The United Way of LaPorte County has leveraged local donations and grants to help front-line workers and others citizens most in need of food, personal protective equipment, child care, learning supports, rent/mortgage assistance, medication, and utility assistance since the COVID pandemic began.

 “Our local youth have been of great concern to us over the past year and a half,” said Kris Pate, executive director of United Way of LaPorte County. “Whether it’s been child care, mental and emotional health, safe learning spaces, technology, or preparing for the next school-year, we’ve done our best to quickly get the funds and services to our youth where they are most needed.”

On Monday, United Way presented a check for $50,000 to Judge Alevizos, Chief Dion Campbell, and Emily Back for youth supports provided by the LaPorte County Juvenile Service Task Force, Inc. These funds will be directed to the Bridge to Manhood Program, Suicide Prevention, and Circuit Court’s Youth Wellness Court to ensure youth with mental/emotional health needs are supported with services rather than incarcerated.

LaPorte Circuit Court has been a Juvenile Detention Alternatives Initiative (JDAI) county for the past seven years and is now expanding into “Deep-End” reform.

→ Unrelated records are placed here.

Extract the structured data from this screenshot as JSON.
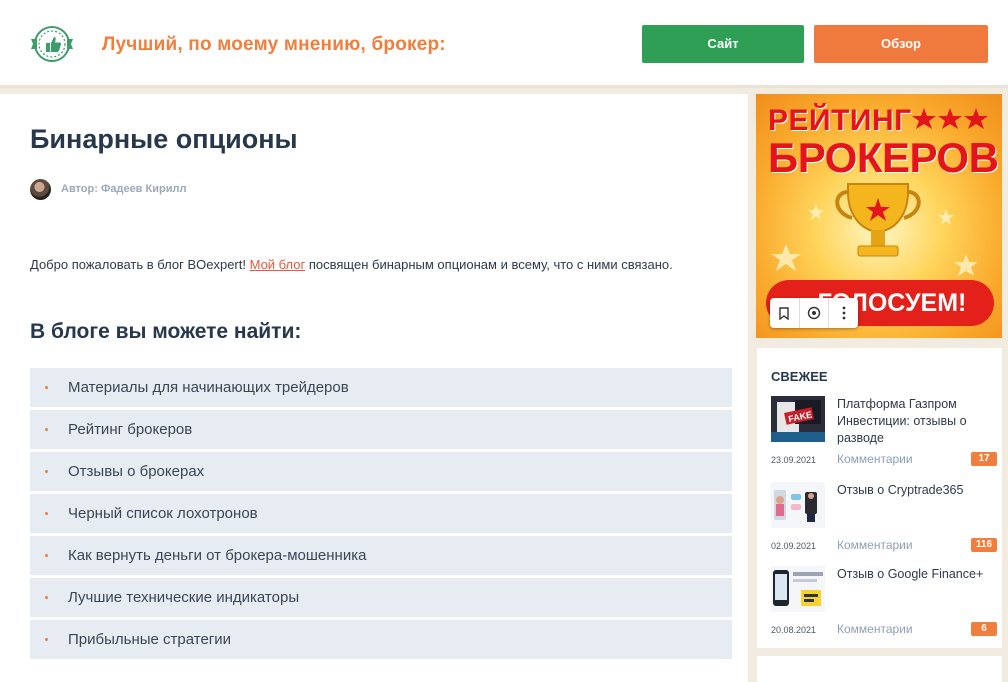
{
  "header": {
    "tagline": "Лучший, по моему мнению, брокер:",
    "site_button": "Сайт",
    "review_button": "Обзор",
    "colors": {
      "accent_orange": "#f07f3e",
      "site_green": "#2e9f55"
    }
  },
  "article": {
    "title": "Бинарные опционы",
    "author": "Автор: Фадеев Кирилл",
    "intro_before": "Добро пожаловать в блог BOexpert! ",
    "intro_link": "Мой блог",
    "intro_after": " посвящен бинарным опционам и всему, что с ними связано.",
    "section_heading": "В блоге вы можете найти:",
    "list": [
      "Материалы для начинающих трейдеров",
      "Рейтинг брокеров",
      "Отзывы о брокерах",
      "Черный список лохотронов",
      "Как вернуть деньги от брокера-мошенника",
      "Лучшие технические индикаторы",
      "Прибыльные стратегии"
    ]
  },
  "banner": {
    "line1": "РЕЙТИНГ",
    "line2": "БРОКЕРОВ",
    "vote": "ГОЛОСУЕМ!",
    "controls": [
      "bookmark-icon",
      "share-icon",
      "more-icon"
    ]
  },
  "sidebar": {
    "title": "СВЕЖЕЕ",
    "posts": [
      {
        "title": "Платформа Газпром Инвестиции: отзывы о разводе",
        "date": "23.09.2021",
        "comments_label": "Комментарии",
        "count": "17"
      },
      {
        "title": "Отзыв о Cryptrade365",
        "date": "02.09.2021",
        "comments_label": "Комментарии",
        "count": "116"
      },
      {
        "title": "Отзыв о Google Finance+",
        "date": "20.08.2021",
        "comments_label": "Комментарии",
        "count": "6"
      }
    ]
  }
}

According to the LaPorte Circuit Court Judge, Thomas Alevizos, “We want to identify the youth who can be diverted out of the juvenile justice system not create more delinquency by placing them in a facility with more serious offenders.” Alevizos cited a Supreme Court Justice who said JDAI helps us send the right kids, to the right programs, for the right amount of time. “Without our partnerships with United Way and others, we couldn’t address our goals as effectively. United Way has been a strong partner in helping us provide effective juvenile programming.”

Reducing racial and ethnic disparities is one of the strategic focus areas for the court’s JDAI work. LaPorte County 2019 data shows that black male youth were 4.4 times more likely to be securely detained than white males and 8 times more likely to be referred to the Juvenile justice system than white males. As a part of the deep-end reform work, the courts are focusing on black males through the Bridge To Manhood workshops.

These workshops include interactive group discussions that allow youth to speak freely and for themselves. Subject matter includes morals, social norms, and respect (both earned and gained), discrimination (real and perceived), how to create change (in yourself, in others, in policies, in your neighborhood/community), education (pros/cons, peer pressure, teachers, administers), following rules and guidelines (how there are different places and times to act in certain ways), personal experiences (how were you treated by law enforcement, probation, the court), and what could be changed to help youth succeed (policies, attitudes, etc.)

Our current local data shows that well over 10 percent of youth entering the juvenile justice system in La Porte County are affected by some type of mental health issue. The Youth Wellness Court (YWC) is a 6 to 12-month deferral court program for youth who are facing juvenile criminal charges. YWC is a collaborative effort among families, LaPorte Circuit Court, School leaders, treatment providers and other community support agencies. This program provides the family unit a variety of services with consistent supervision and monitoring aimed to support the journey. YWC involves frequent court appearances, behavioral health interventions, school support, and involvement with community support.

While the last of the $1.5 million dollars that United Way of LaPorte County raised for COVID Relief are being distributed throughout the community between now and the end of December, the United Way will kick-off its annual fundraising campaign in September to raise funds to support local agencies in 2022.

Many organizations providing services throughout the county depend on the annual United Way campaign to raise dollars for their regular programming. Annual priorities for funding disbursement include supportive programs for children and youth, financial stability for adults and families, and provisions for basic needs. Please help them continue their work by donating to the United Way annual campaign today or by hosting a campaign rally at your business this year. According to Pate, “The money raised here, stays here!”